EXTRACTED DATA:
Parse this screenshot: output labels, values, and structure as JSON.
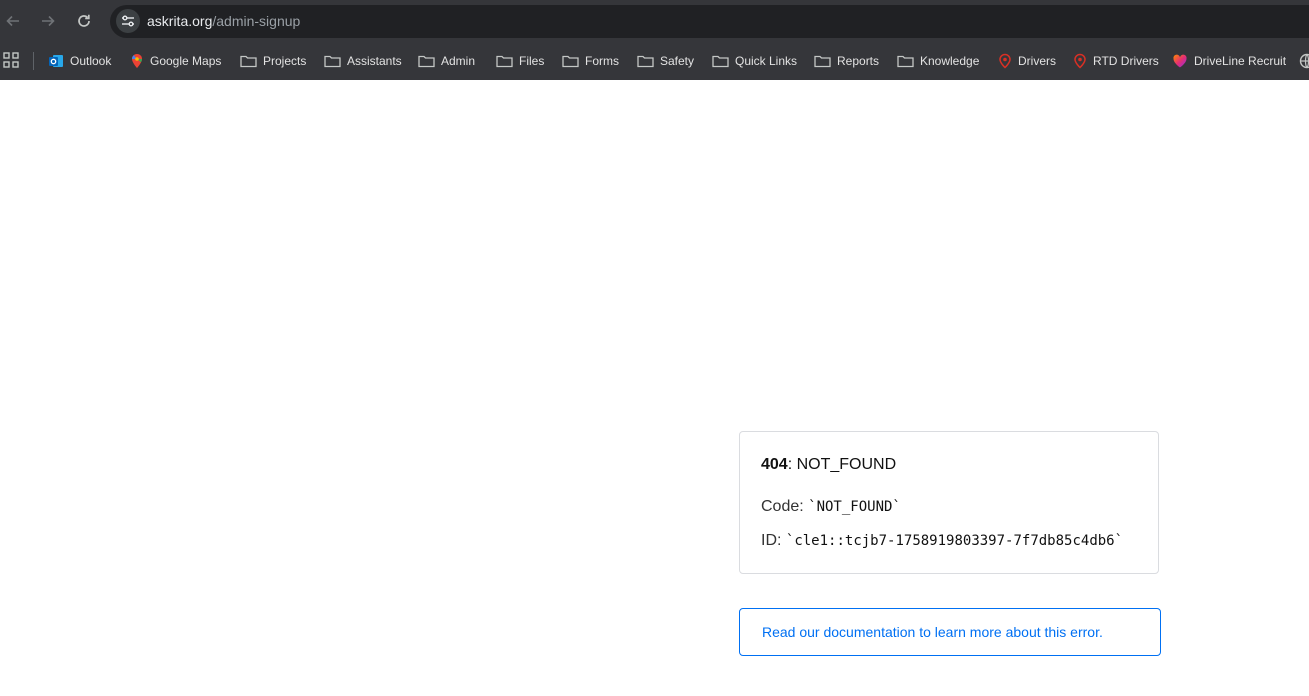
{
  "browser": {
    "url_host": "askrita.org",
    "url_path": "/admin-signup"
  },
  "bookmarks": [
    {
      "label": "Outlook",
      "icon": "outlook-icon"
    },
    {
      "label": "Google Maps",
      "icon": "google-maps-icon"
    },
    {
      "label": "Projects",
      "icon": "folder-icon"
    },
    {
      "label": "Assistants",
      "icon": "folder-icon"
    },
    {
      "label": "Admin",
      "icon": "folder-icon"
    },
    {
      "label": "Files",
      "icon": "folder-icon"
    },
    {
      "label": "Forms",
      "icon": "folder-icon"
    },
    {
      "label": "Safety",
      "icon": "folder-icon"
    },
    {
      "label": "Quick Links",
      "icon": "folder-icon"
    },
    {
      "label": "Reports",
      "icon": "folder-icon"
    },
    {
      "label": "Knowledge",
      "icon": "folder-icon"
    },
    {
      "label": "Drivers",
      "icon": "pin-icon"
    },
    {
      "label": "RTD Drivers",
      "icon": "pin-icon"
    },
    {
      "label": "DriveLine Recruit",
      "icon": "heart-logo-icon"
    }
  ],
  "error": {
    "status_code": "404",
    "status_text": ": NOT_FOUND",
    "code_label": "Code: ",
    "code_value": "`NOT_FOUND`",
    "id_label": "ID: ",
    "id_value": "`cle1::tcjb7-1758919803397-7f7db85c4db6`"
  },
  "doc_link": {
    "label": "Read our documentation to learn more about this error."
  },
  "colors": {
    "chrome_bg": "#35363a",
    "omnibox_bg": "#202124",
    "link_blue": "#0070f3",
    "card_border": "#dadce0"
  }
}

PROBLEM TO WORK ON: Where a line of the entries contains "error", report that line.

TASK RESPONSE:
  "error": {
    "label": "Read our documentation to learn more about this error."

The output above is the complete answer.